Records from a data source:
###

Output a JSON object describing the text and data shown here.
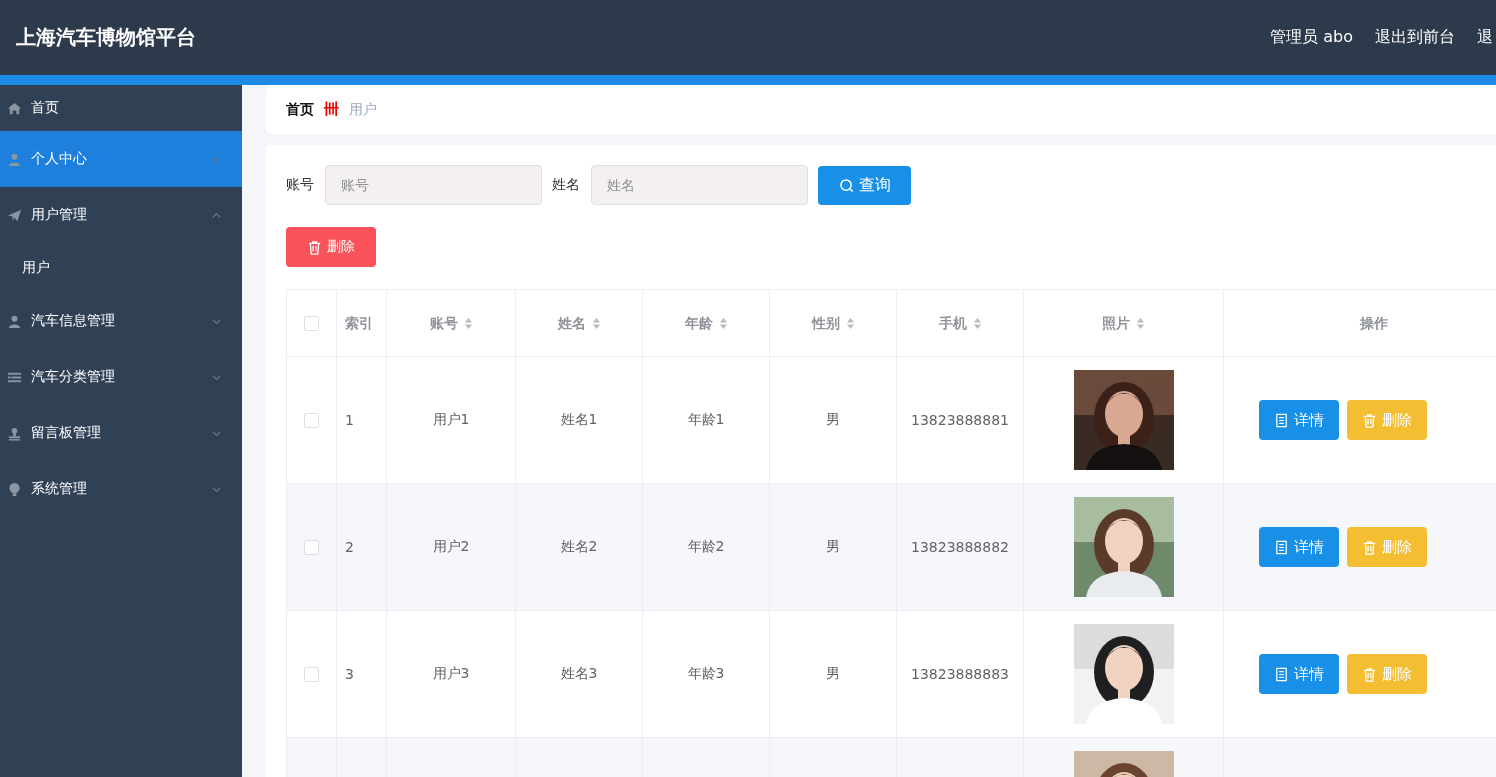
{
  "header": {
    "title": "上海汽车博物馆平台",
    "links": [
      "管理员 abo",
      "退出到前台",
      "退"
    ]
  },
  "sidebar": {
    "items": [
      {
        "label": "首页",
        "selected": false
      },
      {
        "label": "个人中心",
        "selected": true,
        "expanded": false
      },
      {
        "label": "用户管理",
        "selected": false,
        "expanded": true,
        "children": [
          {
            "label": "用户",
            "selected": false
          }
        ]
      },
      {
        "label": "汽车信息管理",
        "selected": false,
        "expanded": false
      },
      {
        "label": "汽车分类管理",
        "selected": false,
        "expanded": false
      },
      {
        "label": "留言板管理",
        "selected": false,
        "expanded": false
      },
      {
        "label": "系统管理",
        "selected": false,
        "expanded": false
      }
    ]
  },
  "breadcrumb": {
    "items": [
      "首页",
      "用户"
    ],
    "separator": "卌"
  },
  "search": {
    "fields": [
      {
        "label": "账号",
        "placeholder": "账号"
      },
      {
        "label": "姓名",
        "placeholder": "姓名"
      }
    ],
    "button": "查询"
  },
  "delete_button": "删除",
  "table": {
    "select_all": {
      "checked": false
    },
    "columns": [
      {
        "label": "索引",
        "sortable": false
      },
      {
        "label": "账号",
        "sortable": true
      },
      {
        "label": "姓名",
        "sortable": true
      },
      {
        "label": "年龄",
        "sortable": true
      },
      {
        "label": "性别",
        "sortable": true
      },
      {
        "label": "手机",
        "sortable": true
      },
      {
        "label": "照片",
        "sortable": true
      },
      {
        "label": "操作",
        "sortable": false
      }
    ],
    "rows": [
      {
        "checked": false,
        "cells": [
          "1",
          "用户1",
          "姓名1",
          "年龄1",
          "男",
          "13823888881"
        ],
        "photo": {
          "kind": "picture"
        },
        "actions": [
          "详情",
          "删除"
        ]
      },
      {
        "checked": false,
        "cells": [
          "2",
          "用户2",
          "姓名2",
          "年龄2",
          "男",
          "13823888882"
        ],
        "photo": {
          "kind": "picture"
        },
        "actions": [
          "详情",
          "删除"
        ]
      },
      {
        "checked": false,
        "cells": [
          "3",
          "用户3",
          "姓名3",
          "年龄3",
          "男",
          "13823888883"
        ],
        "photo": {
          "kind": "picture"
        },
        "actions": [
          "详情",
          "删除"
        ]
      },
      {
        "photo": {
          "kind": "picture"
        }
      }
    ]
  }
}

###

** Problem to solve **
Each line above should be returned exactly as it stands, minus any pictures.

** Result of the task **
Output a JSON object describing the text and data shown here.
{
  "header": {
    "title": "上海汽车博物馆平台",
    "links": [
      "管理员 abo",
      "退出到前台",
      "退"
    ]
  },
  "sidebar": {
    "items": [
      {
        "label": "首页",
        "selected": false
      },
      {
        "label": "个人中心",
        "selected": true,
        "expanded": false
      },
      {
        "label": "用户管理",
        "selected": false,
        "expanded": true,
        "children": [
          {
            "label": "用户",
            "selected": false
          }
        ]
      },
      {
        "label": "汽车信息管理",
        "selected": false,
        "expanded": false
      },
      {
        "label": "汽车分类管理",
        "selected": false,
        "expanded": false
      },
      {
        "label": "留言板管理",
        "selected": false,
        "expanded": false
      },
      {
        "label": "系统管理",
        "selected": false,
        "expanded": false
      }
    ]
  },
  "breadcrumb": {
    "items": [
      "首页",
      "用户"
    ],
    "separator": "卌"
  },
  "search": {
    "fields": [
      {
        "label": "账号",
        "placeholder": "账号"
      },
      {
        "label": "姓名",
        "placeholder": "姓名"
      }
    ],
    "button": "查询"
  },
  "delete_button": "删除",
  "table": {
    "select_all": {
      "checked": false
    },
    "columns": [
      {
        "label": "索引",
        "sortable": false
      },
      {
        "label": "账号",
        "sortable": true
      },
      {
        "label": "姓名",
        "sortable": true
      },
      {
        "label": "年龄",
        "sortable": true
      },
      {
        "label": "性别",
        "sortable": true
      },
      {
        "label": "手机",
        "sortable": true
      },
      {
        "label": "照片",
        "sortable": true
      },
      {
        "label": "操作",
        "sortable": false
      }
    ],
    "rows": [
      {
        "checked": false,
        "cells": [
          "1",
          "用户1",
          "姓名1",
          "年龄1",
          "男",
          "13823888881"
        ],
        "photo": {
          "kind": "picture"
        },
        "actions": [
          "详情",
          "删除"
        ]
      },
      {
        "checked": false,
        "cells": [
          "2",
          "用户2",
          "姓名2",
          "年龄2",
          "男",
          "13823888882"
        ],
        "photo": {
          "kind": "picture"
        },
        "actions": [
          "详情",
          "删除"
        ]
      },
      {
        "checked": false,
        "cells": [
          "3",
          "用户3",
          "姓名3",
          "年龄3",
          "男",
          "13823888883"
        ],
        "photo": {
          "kind": "picture"
        },
        "actions": [
          "详情",
          "删除"
        ]
      },
      {
        "photo": {
          "kind": "picture"
        }
      }
    ]
  }
}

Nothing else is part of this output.